- Japanese pharmaceutical company Daiichi Sankyo has been on a mission since April to refine its R&D operations, and in that pursuit is closing its Indian research facility.
- The subsidiary, Daiichi Sankyo India Pharma, employs about 170 and focuses primarily on drug discovery for infectious disease and inflammation, according to a Jan. 10 statement from its parent company.
- Daiichi Sankyo's main research business will take control of all the pipeline compounds the Gurgaon, India-based facility was investigating. The company did not disclose any information relating to the facility's employees.
Pipeline refinement was a major theme for the industry throughout 2016, and with that came overhauls in R&D.
Takeda Pharmaceuticals, another Japanese drugmaker, announced in the summer a $725 million restructuring to streamline resources into just a few therapeutic areas, including central nervous system disorders, gastroenterology and oncology. More recently, Bristol-Myers Squibb revealed plans to put the bulk of its research investment into its Cambridge, MA, New Jersey and San Francisco hubs.
"Aiming to speed up drug discovery research, laboratory organizations’ disparate functions/therapeutic areas will be restructured," so that all research and technology decisions pertaining to a specific therapeutic area come from a single location, the company said in a February 2016 statement announcing upcoming structural changes.
Of particular interest to Daiichi Sankyo, like many pharmaceutical companies, is oncology. On that front, it has pulled oncology candidates out from other research arms and funneled them into a new unit focused solely on the therapeutic area.

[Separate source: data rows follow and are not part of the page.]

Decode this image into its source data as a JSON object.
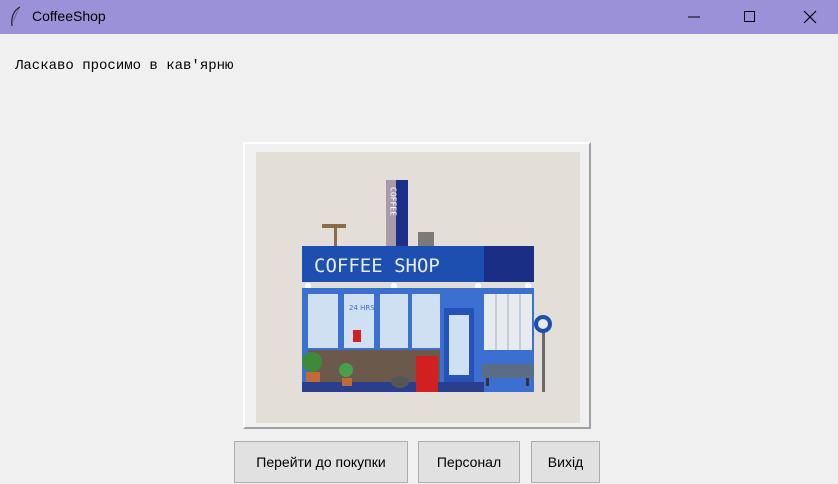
{
  "window": {
    "title": "CoffeeShop",
    "icon": "feather-icon"
  },
  "welcome_text": "Ласкаво просимо в кав'ярню",
  "image": {
    "sign_text": "COFFEE SHOP",
    "tower_text": "COFFEE",
    "window_sticker": "24 HRS"
  },
  "buttons": {
    "shop": "Перейти до покупки",
    "staff": "Персонал",
    "exit": "Вихід"
  },
  "colors": {
    "titlebar": "#9b91d9",
    "shop_blue": "#1d4fb0",
    "background": "#f0f0f0"
  }
}
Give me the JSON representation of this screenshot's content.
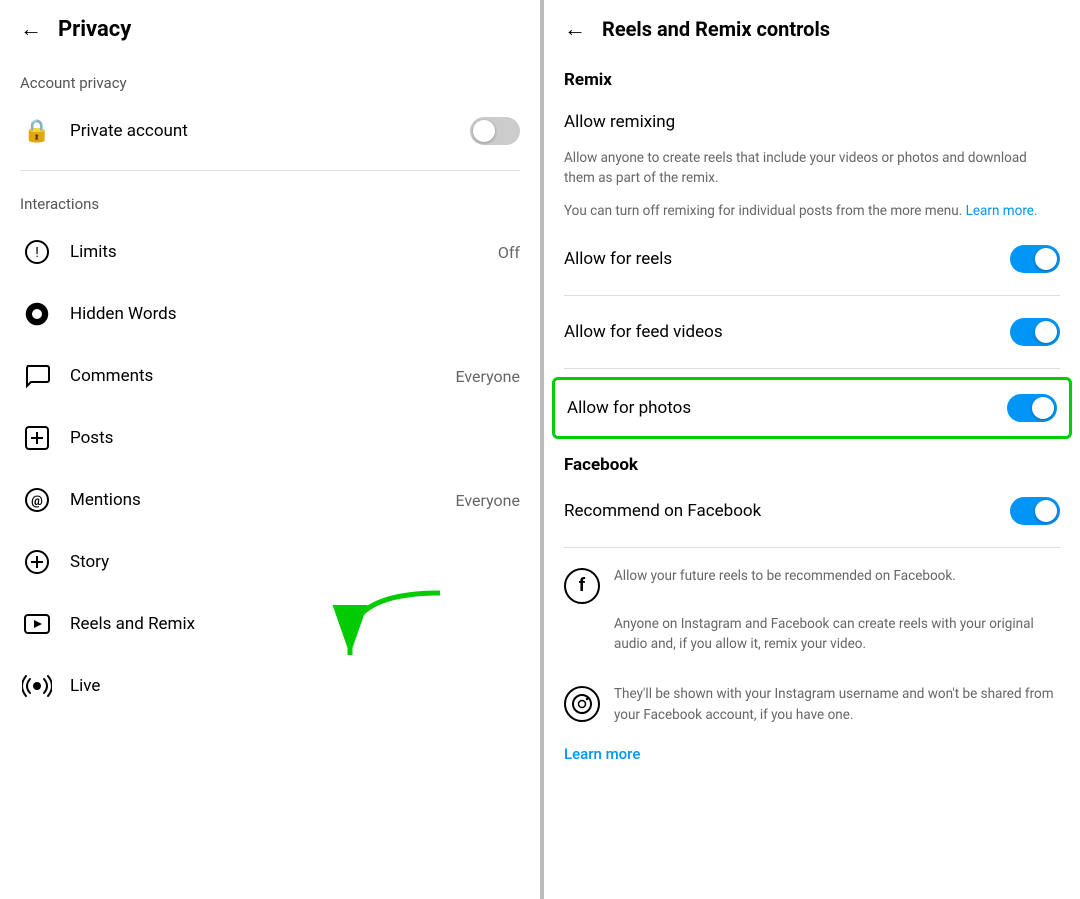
{
  "left": {
    "back_arrow": "←",
    "title": "Privacy",
    "sections": [
      {
        "label": "Account privacy",
        "items": [
          {
            "id": "private-account",
            "icon": "🔒",
            "label": "Private account",
            "toggle": "off",
            "value": ""
          }
        ]
      },
      {
        "label": "Interactions",
        "items": [
          {
            "id": "limits",
            "icon": "⊙",
            "label": "Limits",
            "toggle": "",
            "value": "Off"
          },
          {
            "id": "hidden-words",
            "icon": "◉",
            "label": "Hidden Words",
            "toggle": "",
            "value": ""
          },
          {
            "id": "comments",
            "icon": "○",
            "label": "Comments",
            "toggle": "",
            "value": "Everyone"
          },
          {
            "id": "posts",
            "icon": "⊕",
            "label": "Posts",
            "toggle": "",
            "value": ""
          },
          {
            "id": "mentions",
            "icon": "@",
            "label": "Mentions",
            "toggle": "",
            "value": "Everyone"
          },
          {
            "id": "story",
            "icon": "⊕",
            "label": "Story",
            "toggle": "",
            "value": ""
          },
          {
            "id": "reels-remix",
            "icon": "▶",
            "label": "Reels and Remix",
            "toggle": "",
            "value": ""
          },
          {
            "id": "live",
            "icon": "((·))",
            "label": "Live",
            "toggle": "",
            "value": ""
          }
        ]
      }
    ]
  },
  "right": {
    "back_arrow": "←",
    "title": "Reels and Remix controls",
    "remix_section_label": "Remix",
    "allow_remixing_label": "Allow remixing",
    "allow_remixing_desc1": "Allow anyone to create reels that include your videos or photos and download them as part of the remix.",
    "allow_remixing_desc2": "You can turn off remixing for individual posts from the more menu.",
    "learn_more_inline": "Learn more.",
    "allow_for_reels_label": "Allow for reels",
    "allow_for_feed_videos_label": "Allow for feed videos",
    "allow_for_photos_label": "Allow for photos",
    "facebook_section_label": "Facebook",
    "recommend_facebook_label": "Recommend on Facebook",
    "facebook_desc1": "Allow your future reels to be recommended on Facebook.",
    "facebook_desc2": "Anyone on Instagram and Facebook can create reels with your original audio and, if you allow it, remix your video.",
    "instagram_desc": "They'll be shown with your Instagram username and won't be shared from your Facebook account, if you have one.",
    "learn_more_bottom": "Learn more"
  }
}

The company also has inked several deals in the last year to fortify its oncology pipeline. They include one locked down earlier this week with Kite Pharma that allows Daiichi Sankyo access to a leading CAR-T drug, one from October that lets it co-develop cancer immunotherapies with AgonOx, and another with Amgen from July that gives Daiichi Sankyo marketing rights to Avastin, Herceptin and seven other biosimilars.